Zimbabwe’s inflation rate jumped to 131.7 percent in May, the statistics office said Wednesday, as fallout from the Ukraine war hit an already battered economy.
Inflation reached triple digits for the first time since June last year with prices of cooking oil and bread leaping higher as a result of Russia’s invasion of Ukraine.
The government last week tried to tamp down prices by suspending import duty on basic commodities like cooking oil, rice and flour.
Inflation was already at 96.4 percent in April, the Zimbabwe National Statistical Agency said in a statement.
A foreign currency shortage has left local companies battling to buy supplies from overseas to produce goods in Zimbabwe.
The war in Ukraine has cut off a key supplier of wheat to Zimbabwe and also reduced supplies of farm chemicals for local crops.
Rising prices revive memories of hyperinflation seen more than a decade ago when inflation spiralled so far out of control that the central bank in 2008 issued a 100-trillion-dollar note, which has now become a collectors’ item.
The government then ditched the local currency and adopted the US dollar and the South African rand as legal tender.

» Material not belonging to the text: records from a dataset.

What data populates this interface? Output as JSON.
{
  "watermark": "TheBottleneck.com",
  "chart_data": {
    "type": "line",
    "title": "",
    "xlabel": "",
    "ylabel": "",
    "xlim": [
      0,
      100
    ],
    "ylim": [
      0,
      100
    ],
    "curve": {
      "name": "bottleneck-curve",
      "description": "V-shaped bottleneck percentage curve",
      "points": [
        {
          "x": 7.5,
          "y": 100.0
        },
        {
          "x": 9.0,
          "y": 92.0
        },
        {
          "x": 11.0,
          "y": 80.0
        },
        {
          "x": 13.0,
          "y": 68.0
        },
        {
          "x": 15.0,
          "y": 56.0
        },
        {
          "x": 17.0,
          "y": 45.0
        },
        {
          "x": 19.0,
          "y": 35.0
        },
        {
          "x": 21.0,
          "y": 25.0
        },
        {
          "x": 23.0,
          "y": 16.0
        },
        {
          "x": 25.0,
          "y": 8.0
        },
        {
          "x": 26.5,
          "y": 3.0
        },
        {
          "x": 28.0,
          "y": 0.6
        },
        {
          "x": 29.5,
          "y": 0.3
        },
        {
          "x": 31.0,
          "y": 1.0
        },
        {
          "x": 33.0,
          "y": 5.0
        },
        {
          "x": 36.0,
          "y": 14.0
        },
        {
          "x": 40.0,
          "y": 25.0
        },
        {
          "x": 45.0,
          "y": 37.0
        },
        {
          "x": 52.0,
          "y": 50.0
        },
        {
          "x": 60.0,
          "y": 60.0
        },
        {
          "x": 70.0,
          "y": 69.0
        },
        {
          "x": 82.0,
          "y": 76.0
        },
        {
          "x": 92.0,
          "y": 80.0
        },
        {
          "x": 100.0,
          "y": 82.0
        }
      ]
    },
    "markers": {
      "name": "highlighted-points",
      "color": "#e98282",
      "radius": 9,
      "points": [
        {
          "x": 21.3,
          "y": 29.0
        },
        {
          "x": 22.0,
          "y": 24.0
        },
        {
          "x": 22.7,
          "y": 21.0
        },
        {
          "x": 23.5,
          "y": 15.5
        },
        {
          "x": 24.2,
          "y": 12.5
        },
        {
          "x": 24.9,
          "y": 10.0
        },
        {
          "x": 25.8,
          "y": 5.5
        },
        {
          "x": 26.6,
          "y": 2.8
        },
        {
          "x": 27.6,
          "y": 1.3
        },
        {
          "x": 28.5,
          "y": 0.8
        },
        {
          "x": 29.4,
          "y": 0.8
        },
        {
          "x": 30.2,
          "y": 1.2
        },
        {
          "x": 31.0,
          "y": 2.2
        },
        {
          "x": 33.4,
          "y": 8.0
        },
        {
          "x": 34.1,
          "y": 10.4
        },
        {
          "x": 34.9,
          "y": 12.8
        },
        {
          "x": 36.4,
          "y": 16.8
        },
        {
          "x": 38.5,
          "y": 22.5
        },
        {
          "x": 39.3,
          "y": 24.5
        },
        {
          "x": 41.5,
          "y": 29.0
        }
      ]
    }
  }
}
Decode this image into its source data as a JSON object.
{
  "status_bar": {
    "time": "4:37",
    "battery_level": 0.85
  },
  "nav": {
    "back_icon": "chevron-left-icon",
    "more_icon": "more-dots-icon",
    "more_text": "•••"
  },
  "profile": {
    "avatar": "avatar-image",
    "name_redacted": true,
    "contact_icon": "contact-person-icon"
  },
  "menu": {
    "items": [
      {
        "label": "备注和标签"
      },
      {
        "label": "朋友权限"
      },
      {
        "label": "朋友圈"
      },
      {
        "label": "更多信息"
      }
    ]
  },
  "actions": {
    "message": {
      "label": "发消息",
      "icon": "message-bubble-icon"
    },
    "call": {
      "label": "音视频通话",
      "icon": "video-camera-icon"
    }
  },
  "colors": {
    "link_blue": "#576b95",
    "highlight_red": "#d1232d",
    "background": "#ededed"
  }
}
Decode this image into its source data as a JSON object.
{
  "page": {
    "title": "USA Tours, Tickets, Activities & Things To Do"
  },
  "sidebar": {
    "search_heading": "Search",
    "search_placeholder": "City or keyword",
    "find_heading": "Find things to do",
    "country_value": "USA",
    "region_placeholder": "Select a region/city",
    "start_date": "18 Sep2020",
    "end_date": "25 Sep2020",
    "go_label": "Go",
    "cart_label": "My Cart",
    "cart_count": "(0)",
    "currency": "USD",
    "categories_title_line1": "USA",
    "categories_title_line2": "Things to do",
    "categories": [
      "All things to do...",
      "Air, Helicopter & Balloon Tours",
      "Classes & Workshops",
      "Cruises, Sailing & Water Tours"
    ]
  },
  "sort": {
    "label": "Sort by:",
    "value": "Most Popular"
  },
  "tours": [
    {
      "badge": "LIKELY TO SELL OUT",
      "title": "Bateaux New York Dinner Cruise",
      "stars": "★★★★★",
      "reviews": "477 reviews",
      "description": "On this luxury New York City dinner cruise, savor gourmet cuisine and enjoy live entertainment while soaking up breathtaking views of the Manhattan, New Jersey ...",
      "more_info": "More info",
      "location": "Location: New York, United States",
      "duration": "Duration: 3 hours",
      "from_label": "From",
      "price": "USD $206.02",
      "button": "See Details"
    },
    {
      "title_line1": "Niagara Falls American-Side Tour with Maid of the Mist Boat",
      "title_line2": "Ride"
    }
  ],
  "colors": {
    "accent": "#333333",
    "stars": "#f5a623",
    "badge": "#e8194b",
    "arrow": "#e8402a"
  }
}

But in 2019 the government reintroduced the Zimbabwean dollar, which is already rapidly declining in value.